■ PROVIDED RECORDS ■
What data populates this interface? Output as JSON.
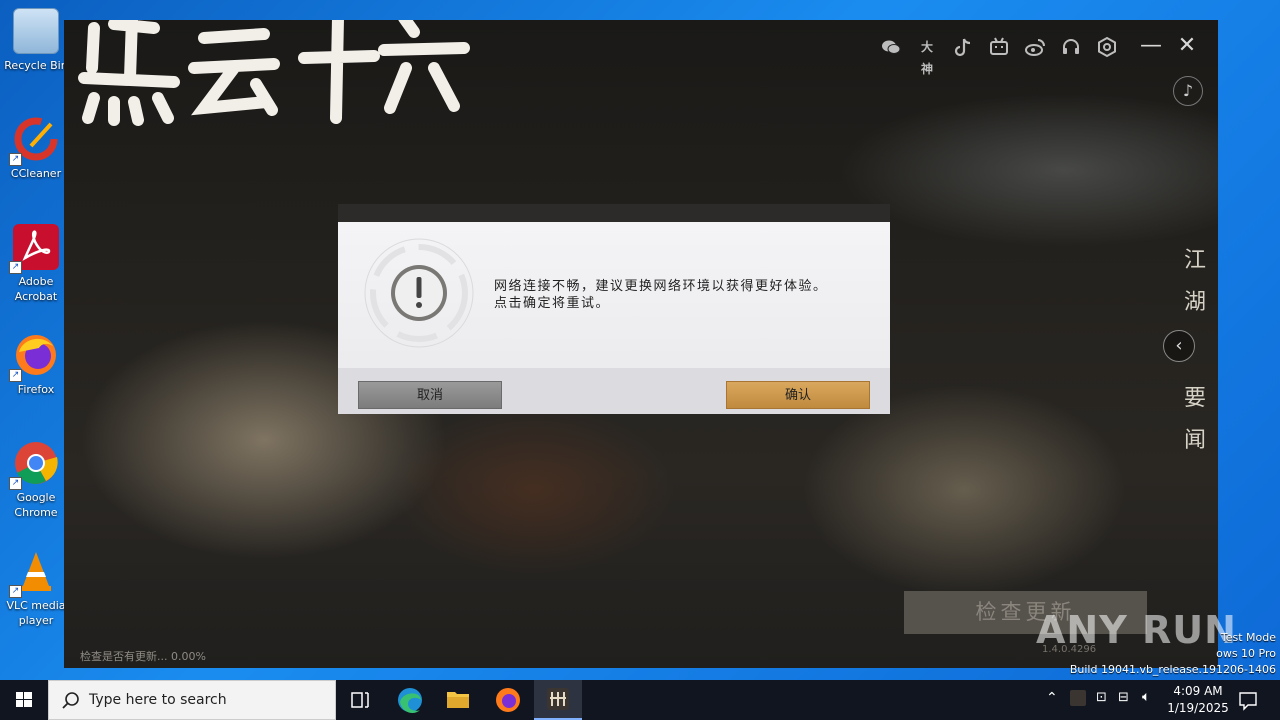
{
  "desktop": {
    "icons": [
      {
        "label": "Recycle Bin"
      },
      {
        "label": "CCleaner"
      },
      {
        "label": "Adobe Acrobat"
      },
      {
        "label": "Firefox"
      },
      {
        "label": "Google Chrome"
      },
      {
        "label": "VLC media player"
      }
    ]
  },
  "launcher": {
    "top_icons": [
      "wechat-icon",
      "dashen-icon",
      "tiktok-icon",
      "bilibili-icon",
      "weibo-icon",
      "headset-icon",
      "settings-icon"
    ],
    "dashen_label": "大神",
    "news_panel": {
      "chars": [
        "江",
        "湖",
        "要",
        "闻"
      ]
    },
    "check_update_label": "检查更新",
    "status_text": "检查是否有更新... 0.00%",
    "version_text": "1.4.0.4296"
  },
  "dialog": {
    "message_line1": "网络连接不畅，建议更换网络环境以获得更好体验。",
    "message_line2": "点击确定将重试。",
    "cancel_label": "取消",
    "confirm_label": "确认"
  },
  "watermark": {
    "text": "ANY RUN",
    "test_mode_line1": "Test Mode",
    "test_mode_line2": "ows 10 Pro",
    "test_mode_line3": "Build 19041.vb_release.191206-1406"
  },
  "taskbar": {
    "search_placeholder": "Type here to search",
    "time": "4:09 AM",
    "date": "1/19/2025"
  },
  "colors": {
    "accent_confirm": "#c99448",
    "desktop_bg": "#0b6fd4",
    "taskbar": "#101520"
  }
}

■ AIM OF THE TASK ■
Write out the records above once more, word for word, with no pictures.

■ PROBLEM SOLUTION ■
What data populates this interface? Output as JSON.
{
  "desktop": {
    "icons": [
      {
        "label": "Recycle Bin"
      },
      {
        "label": "CCleaner"
      },
      {
        "label": "Adobe Acrobat"
      },
      {
        "label": "Firefox"
      },
      {
        "label": "Google Chrome"
      },
      {
        "label": "VLC media player"
      }
    ]
  },
  "launcher": {
    "top_icons": [
      "wechat-icon",
      "dashen-icon",
      "tiktok-icon",
      "bilibili-icon",
      "weibo-icon",
      "headset-icon",
      "settings-icon"
    ],
    "dashen_label": "大神",
    "news_panel": {
      "chars": [
        "江",
        "湖",
        "要",
        "闻"
      ]
    },
    "check_update_label": "检查更新",
    "status_text": "检查是否有更新... 0.00%",
    "version_text": "1.4.0.4296"
  },
  "dialog": {
    "message_line1": "网络连接不畅，建议更换网络环境以获得更好体验。",
    "message_line2": "点击确定将重试。",
    "cancel_label": "取消",
    "confirm_label": "确认"
  },
  "watermark": {
    "text": "ANY RUN",
    "test_mode_line1": "Test Mode",
    "test_mode_line2": "ows 10 Pro",
    "test_mode_line3": "Build 19041.vb_release.191206-1406"
  },
  "taskbar": {
    "search_placeholder": "Type here to search",
    "time": "4:09 AM",
    "date": "1/19/2025"
  },
  "colors": {
    "accent_confirm": "#c99448",
    "desktop_bg": "#0b6fd4",
    "taskbar": "#101520"
  }
}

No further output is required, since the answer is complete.